The Old Print Shop

A. B. Frost

1851 - 1928

Albert Burdett Frost was a prolific American painter, printmaker, illustrator and cartoonist, whose work was published in numerous magazines, including Harper's Weekly, Scribner's, Life, and Century Magazine. Born in Philadelphia, Pennsylvania, Frost is considered one of the great artists of the "Golden Age of American Illustration." While his work spans many genres, he is best known for his hunting and shooting prints.

Frost had a bit of a rocky start in the art world. He was apprenticed to an engraving and lithography shop as a teen, where his teachers claimed he had no talent for the field. Despite this, one of Frost's friends encouraged him to continue and in 1874 "Out of the Hurly Burly", written by Max Adeler, was published with his illustrations. He would also illustrate two books by Lewis Carroll by the end of 1885. Their success encouraged Frost to write and illustrate his own stories, which appeared in magazines like Harper's Weekly and were widely accepted. Frost's ability to capture movement within his imagery was credited with influencing early cartoonists, such as Richard Outcault and Fred Opper, both of whom were pioneers of the modern cartoon strip.

Frost began working at Harper and Brothers in 1876, where he worked alongside of and learned from such greats as Thomas Nast, Frederic Remington and Charles Stanley Reinhart.

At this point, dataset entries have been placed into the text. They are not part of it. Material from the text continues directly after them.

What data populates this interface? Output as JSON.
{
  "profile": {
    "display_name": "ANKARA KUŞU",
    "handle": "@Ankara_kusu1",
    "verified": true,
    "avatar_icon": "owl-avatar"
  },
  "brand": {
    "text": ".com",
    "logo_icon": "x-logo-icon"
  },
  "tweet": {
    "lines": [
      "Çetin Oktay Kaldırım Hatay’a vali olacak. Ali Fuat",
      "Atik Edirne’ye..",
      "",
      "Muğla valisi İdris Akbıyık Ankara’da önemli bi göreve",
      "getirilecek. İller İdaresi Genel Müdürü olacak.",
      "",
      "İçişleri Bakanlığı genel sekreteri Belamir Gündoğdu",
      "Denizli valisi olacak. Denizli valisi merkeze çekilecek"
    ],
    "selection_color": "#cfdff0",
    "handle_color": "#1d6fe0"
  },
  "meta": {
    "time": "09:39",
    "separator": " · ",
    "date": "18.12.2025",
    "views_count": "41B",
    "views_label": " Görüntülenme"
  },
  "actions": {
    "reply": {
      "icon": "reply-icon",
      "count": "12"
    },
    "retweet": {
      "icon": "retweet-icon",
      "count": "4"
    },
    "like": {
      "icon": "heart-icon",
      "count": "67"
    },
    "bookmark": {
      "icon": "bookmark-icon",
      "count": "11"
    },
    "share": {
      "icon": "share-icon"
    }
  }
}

His ability to capture events with pictorial realism made him even more notable outside of the cartooning world as time progressed, although his impact would never be forgotten.